WASHINGTON (Reuters) - A leading U.S. bank regulator on Friday reversed course and positioned the agency to claw back pay of former executives at Wells Fargo & Co after a phony-accounts scandal.

The lender must also now seek prior approval before naming new bank leadership, said the Office of the Comptroller of the Currency, the main regulator for federal banks.

Friday's move may target executive pay at Wells Fargo at a time when some lawmakers complain bank bosses have not paid a fair price for their part in financial scandals.

Wells Fargo in September agreed to pay $190 million to settle charges that bank employees opened as many as 2 million accounts without customers' knowledge.

The fraud went on for at least five years, said the San Francisco-based bank that fired 5,300 employees involved.

Congressional hearings followed news of the scandal and John Stumpf, the firm's chief executive officer, resigned.

Meanwhile, the September settlement with Wells Fargo remained relatively lax.

The OCC exempted Wells Fargo from some controls on "golden parachutes" in that agreement. The move Friday evening voids those earlier allowances and puts Wells Fargo under toughened standards for oversight, the OCC said.   Continued...

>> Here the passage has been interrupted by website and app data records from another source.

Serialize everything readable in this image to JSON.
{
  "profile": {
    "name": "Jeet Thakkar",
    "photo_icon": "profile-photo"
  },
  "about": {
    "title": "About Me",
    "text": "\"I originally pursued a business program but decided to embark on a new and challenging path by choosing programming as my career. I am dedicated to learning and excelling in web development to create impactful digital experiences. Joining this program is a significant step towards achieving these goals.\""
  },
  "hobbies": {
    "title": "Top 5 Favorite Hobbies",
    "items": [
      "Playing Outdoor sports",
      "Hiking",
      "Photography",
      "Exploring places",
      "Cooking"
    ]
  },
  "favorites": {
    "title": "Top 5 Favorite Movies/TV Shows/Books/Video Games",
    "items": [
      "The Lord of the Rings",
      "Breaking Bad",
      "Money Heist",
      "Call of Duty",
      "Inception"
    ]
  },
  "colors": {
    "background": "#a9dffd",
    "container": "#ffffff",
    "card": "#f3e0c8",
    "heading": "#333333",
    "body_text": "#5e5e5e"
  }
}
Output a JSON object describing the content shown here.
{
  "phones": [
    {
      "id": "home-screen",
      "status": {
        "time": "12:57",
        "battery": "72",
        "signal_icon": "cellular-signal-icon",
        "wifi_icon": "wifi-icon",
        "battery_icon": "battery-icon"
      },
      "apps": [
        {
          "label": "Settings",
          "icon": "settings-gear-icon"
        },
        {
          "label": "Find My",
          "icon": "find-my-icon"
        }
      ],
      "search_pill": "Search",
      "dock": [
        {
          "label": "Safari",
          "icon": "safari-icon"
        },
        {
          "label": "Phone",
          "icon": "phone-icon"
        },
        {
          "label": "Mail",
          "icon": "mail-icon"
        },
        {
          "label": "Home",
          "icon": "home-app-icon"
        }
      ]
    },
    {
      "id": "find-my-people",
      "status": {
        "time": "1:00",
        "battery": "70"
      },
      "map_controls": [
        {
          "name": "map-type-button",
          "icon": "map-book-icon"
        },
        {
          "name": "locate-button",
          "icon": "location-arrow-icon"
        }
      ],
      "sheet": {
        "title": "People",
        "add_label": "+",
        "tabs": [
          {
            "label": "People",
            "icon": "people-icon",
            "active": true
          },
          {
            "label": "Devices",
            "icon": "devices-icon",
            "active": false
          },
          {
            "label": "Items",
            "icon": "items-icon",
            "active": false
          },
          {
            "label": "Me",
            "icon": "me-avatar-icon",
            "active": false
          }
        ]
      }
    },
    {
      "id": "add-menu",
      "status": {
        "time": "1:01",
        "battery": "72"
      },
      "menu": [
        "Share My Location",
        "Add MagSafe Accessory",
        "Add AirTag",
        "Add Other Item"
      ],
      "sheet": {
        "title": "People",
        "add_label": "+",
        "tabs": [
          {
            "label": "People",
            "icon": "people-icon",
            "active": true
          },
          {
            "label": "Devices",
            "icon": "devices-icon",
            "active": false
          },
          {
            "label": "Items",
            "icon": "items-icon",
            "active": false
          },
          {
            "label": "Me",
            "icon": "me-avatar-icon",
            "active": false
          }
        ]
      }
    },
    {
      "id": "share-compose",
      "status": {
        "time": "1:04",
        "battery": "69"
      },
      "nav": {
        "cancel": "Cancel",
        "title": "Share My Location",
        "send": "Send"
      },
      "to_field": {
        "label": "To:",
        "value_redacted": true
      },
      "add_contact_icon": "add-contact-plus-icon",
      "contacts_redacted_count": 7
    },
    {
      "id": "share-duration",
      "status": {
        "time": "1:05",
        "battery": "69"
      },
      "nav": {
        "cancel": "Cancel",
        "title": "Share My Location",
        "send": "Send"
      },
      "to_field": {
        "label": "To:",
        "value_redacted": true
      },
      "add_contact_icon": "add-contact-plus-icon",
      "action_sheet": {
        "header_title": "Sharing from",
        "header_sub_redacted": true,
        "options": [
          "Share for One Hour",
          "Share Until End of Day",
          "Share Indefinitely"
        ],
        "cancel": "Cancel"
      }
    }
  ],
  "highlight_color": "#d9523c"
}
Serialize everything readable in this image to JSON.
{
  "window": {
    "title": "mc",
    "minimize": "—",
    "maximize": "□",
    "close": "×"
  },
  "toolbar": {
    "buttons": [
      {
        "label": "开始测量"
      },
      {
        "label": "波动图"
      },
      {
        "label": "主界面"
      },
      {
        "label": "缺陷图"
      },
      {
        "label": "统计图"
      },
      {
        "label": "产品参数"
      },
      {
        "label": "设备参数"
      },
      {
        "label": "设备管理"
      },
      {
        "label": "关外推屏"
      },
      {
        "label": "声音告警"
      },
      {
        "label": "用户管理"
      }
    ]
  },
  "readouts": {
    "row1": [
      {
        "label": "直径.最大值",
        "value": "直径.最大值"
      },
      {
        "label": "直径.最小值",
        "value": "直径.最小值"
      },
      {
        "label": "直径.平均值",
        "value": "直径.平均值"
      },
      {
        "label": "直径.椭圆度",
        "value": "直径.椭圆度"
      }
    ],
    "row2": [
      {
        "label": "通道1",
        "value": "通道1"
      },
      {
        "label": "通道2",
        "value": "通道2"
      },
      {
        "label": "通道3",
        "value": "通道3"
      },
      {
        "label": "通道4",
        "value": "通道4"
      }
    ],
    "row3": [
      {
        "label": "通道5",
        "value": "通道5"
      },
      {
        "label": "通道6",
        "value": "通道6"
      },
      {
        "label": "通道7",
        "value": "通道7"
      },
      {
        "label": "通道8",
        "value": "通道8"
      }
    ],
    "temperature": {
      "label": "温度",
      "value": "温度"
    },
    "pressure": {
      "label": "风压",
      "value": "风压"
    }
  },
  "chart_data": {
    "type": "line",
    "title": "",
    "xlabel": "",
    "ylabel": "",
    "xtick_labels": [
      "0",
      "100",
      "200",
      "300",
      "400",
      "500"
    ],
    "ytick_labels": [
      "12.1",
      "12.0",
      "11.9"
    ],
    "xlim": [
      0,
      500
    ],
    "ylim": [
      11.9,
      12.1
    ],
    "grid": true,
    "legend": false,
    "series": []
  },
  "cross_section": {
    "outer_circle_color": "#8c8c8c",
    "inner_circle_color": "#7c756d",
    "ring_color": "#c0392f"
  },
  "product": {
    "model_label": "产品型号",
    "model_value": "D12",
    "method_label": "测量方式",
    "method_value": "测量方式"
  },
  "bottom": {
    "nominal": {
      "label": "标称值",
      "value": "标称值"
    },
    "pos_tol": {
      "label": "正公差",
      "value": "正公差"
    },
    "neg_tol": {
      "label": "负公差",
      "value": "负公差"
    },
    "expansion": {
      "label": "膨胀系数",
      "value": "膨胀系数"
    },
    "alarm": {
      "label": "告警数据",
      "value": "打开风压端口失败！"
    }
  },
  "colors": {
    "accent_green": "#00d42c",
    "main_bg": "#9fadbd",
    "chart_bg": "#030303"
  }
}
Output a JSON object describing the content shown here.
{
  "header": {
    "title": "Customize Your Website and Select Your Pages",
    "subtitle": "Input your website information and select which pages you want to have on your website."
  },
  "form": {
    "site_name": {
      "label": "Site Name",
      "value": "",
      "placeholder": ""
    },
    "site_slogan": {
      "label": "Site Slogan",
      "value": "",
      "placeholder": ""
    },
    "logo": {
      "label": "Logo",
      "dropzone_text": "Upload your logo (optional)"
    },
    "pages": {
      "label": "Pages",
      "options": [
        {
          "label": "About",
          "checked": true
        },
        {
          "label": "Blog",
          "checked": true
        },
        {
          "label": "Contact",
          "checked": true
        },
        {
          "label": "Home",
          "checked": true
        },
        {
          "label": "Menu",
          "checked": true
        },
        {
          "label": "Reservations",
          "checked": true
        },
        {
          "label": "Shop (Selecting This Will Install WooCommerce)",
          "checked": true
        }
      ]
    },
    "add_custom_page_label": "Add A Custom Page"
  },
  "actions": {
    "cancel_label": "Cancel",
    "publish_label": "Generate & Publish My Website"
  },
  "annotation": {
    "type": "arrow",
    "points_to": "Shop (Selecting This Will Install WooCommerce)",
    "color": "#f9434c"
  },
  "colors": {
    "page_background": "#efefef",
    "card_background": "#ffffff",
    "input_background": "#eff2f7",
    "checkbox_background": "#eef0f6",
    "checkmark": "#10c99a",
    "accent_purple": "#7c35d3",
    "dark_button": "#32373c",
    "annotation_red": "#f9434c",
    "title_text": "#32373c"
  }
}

A Wells Fargo branch is seen in the Chicago suburb of Evanston, Illinois, U.S. on February 10, 2015.  REUTERS/Jim Young/File Photo